Welcome to the live data diaries, part of a larger multimedia installation, Carrizo-Parkfield Diaries, now on exhibit at Transport Gallery, Los Angeles, CA. 5 March 05 thru 16 April 05.
Feature Project for March 2005 at NYC Whitney Artport.
About the live project:
Drawing from live, micro-seismic measurements of peak ground velocity, peak ground accceleration and spectral response, we compile hourly updates into number sequences that, in turn, 'crash' into an archived seismic database from a recent quake. At seismically active zones in central California from Carrizo Plains, called the Cadillac of San Andreas Fault geomorphology, about 150 miles north of Los Angeles, to nearby Parkfield, where a 6.0 quake on September 28, 2004 has delivered a rich trove of geomorphologic data, the diaries are a live communication from a continuously active seismic landscape.
Like fragmentary pages from a cinematic notebook, the data crash triggers Flash movies in which sound, text and visual narratives put the intangible, intimate and local sense of place, up against the sublime big data reality of the continuous seismic activity in California imagined as a darker take on the romantic American western landscape. Conceptually, the current data's reach into the past changes the archive from a static resource to an uncanny future array: layers of fiction trigger from the disturbances, much like the way human memory reconfigures itself after shock.

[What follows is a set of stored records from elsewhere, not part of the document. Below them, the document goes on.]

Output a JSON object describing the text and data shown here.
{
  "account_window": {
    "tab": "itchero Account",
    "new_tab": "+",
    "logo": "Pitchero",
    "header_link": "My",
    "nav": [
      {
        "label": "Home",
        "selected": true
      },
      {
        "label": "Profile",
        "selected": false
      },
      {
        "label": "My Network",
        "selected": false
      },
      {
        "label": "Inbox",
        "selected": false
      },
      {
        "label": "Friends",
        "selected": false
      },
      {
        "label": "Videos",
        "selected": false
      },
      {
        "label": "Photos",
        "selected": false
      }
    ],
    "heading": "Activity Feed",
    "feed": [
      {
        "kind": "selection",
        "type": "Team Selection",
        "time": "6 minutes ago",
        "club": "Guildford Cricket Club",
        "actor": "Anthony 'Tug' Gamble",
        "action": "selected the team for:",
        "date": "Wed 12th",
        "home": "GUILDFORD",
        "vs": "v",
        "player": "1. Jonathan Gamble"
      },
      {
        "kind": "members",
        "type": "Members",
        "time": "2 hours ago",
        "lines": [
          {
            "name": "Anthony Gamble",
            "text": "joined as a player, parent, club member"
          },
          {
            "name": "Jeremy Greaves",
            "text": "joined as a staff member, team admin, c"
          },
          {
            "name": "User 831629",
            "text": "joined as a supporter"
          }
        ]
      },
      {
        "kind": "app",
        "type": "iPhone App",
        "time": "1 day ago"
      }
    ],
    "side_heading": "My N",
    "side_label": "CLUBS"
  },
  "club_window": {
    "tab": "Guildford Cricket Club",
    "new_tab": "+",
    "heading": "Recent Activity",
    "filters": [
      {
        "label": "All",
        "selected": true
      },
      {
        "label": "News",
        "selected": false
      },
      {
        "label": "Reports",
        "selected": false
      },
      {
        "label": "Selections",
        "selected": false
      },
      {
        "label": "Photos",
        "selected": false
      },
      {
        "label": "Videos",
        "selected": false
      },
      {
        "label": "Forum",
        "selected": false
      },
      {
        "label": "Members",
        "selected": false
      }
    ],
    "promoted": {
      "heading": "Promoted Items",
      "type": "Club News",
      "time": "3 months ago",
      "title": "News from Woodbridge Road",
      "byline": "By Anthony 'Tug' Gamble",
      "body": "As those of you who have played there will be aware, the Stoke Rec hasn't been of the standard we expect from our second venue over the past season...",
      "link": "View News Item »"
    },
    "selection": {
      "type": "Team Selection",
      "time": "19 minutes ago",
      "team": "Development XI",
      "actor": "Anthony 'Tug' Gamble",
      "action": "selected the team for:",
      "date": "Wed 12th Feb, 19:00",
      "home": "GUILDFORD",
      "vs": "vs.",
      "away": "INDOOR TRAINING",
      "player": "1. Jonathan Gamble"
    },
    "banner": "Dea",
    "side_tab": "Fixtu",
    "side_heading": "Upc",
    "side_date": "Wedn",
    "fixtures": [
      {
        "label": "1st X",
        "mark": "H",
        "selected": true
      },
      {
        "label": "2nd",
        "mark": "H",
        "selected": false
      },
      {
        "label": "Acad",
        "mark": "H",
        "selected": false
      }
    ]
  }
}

Field notes in a subliminal world, the Diaries record active tectonic traces of a geologic diary within the shifting terrain of human remembrance and amnesia.

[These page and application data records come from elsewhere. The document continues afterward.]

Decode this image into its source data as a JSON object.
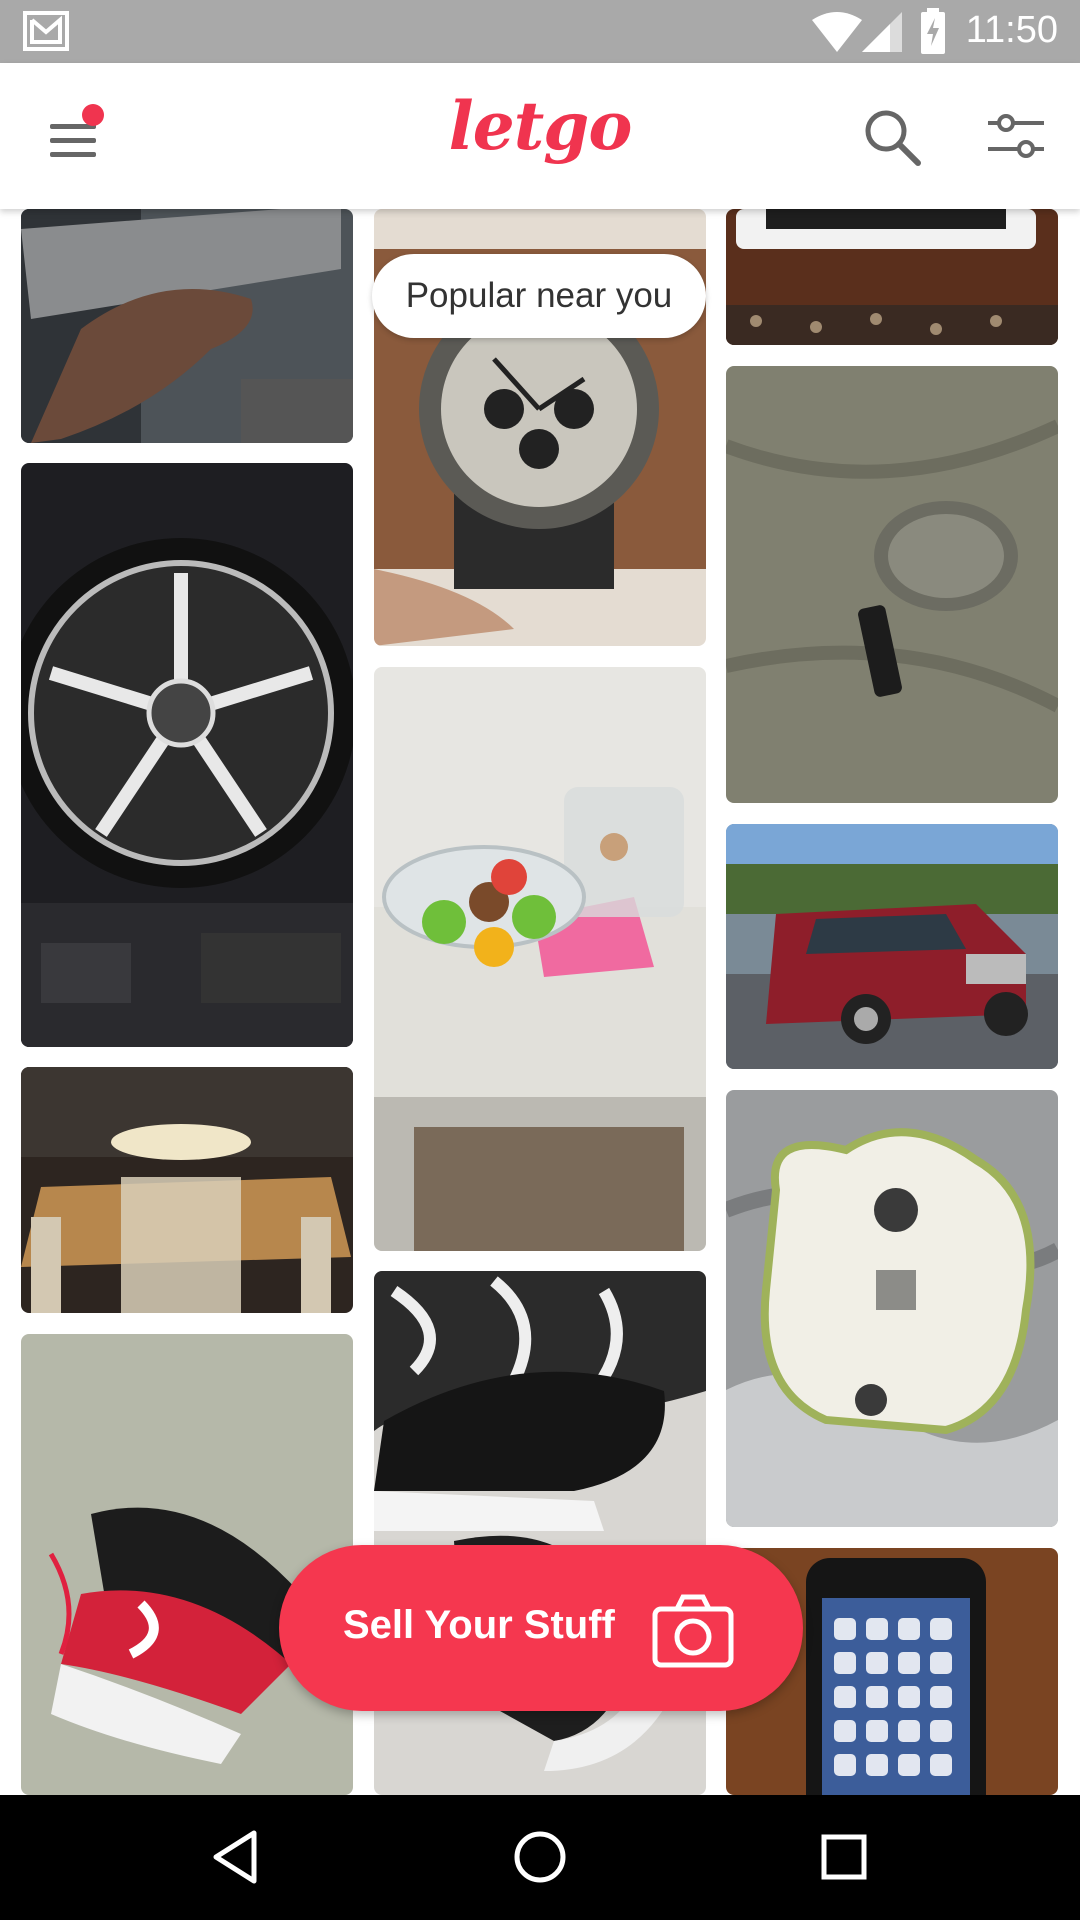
{
  "status_bar": {
    "time": "11:50",
    "icons": [
      "gmail-icon",
      "wifi-icon",
      "signal-icon",
      "battery-charging-icon"
    ]
  },
  "app_bar": {
    "logo_text": "letgo",
    "menu_icon": "hamburger-menu-icon",
    "search_icon": "search-icon",
    "filter_icon": "filter-sliders-icon"
  },
  "feed": {
    "popular_label": "Popular near you",
    "items": [
      "speaker",
      "wheel-rim",
      "dining-table",
      "sneakers-red",
      "wristwatch",
      "fruit-bowl",
      "black-sneakers",
      "tablet",
      "fur-accessory",
      "red-car",
      "ceramic-figurine",
      "smartphone"
    ]
  },
  "sell_button": {
    "label": "Sell Your Stuff",
    "icon": "camera-icon"
  },
  "nav_bar": {
    "icons": [
      "back-icon",
      "home-icon",
      "recents-icon"
    ]
  },
  "colors": {
    "brand": "#f0344f",
    "status_bar": "#a9a9a9",
    "nav_bar": "#000000"
  }
}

On location in California, Christina McPhee produces the new media / online diaries in collaboration with writer Jeremy Hight and information designer Sindee Nakatani. For more information on the Carrizo-Parkfield Diaries, please go to www.christinamcphee.net and www.transportgallery.com .
About the artists:
Christina McPhee creates works that imply abandonment and clarity at the edge of disappearance, amnesia, and the uncanny. Her installations become performances that instantiate artifacts of memory within the landscape of their own echoes. She develops technologically nuanced topographies in net art, installation, performance, painting and photography. Her work has been shown in exhibitions, festivals, and electronic media archives around the world, including Cybersonica/Convergence at the ICA New Media Center, London; California Museum of Photography; back_up/Lounge|lab at Bauhaus-University Weimar; Victoria Film Festival, Victoria, BC; FILE Sao Paulo, and Digital Arts and Culture at RMIT Melbourne. Her writing on phenomenology, trauma and memory in electronic art and architecture includes "Net Baroque" in Life in the Ruins: A CTheory Reader, edited by Marilouise and Arthur Kroker (2004) and "Aphasia/Parrhesia" for drunkenboat dot com (2005) and naxsmash dot net.
Jeremy Hight is a new media writer who collaborated on a pioneering GPS
driven locative media work , 34N118W , a participant-driven exploration of
layers of time and memory in downtown LA (2002-2003). He lives and works
in Los Angeles. He will be presenting in the "Art of Stories" conference
at M.I.T May 6-8 2005. His paper "Narrative Archaeology" is studied in
Sindee Nakatani is a code designer and Japanese linguist in the San Francisco Bay Area whose focus has been translation and semantics in information technologies.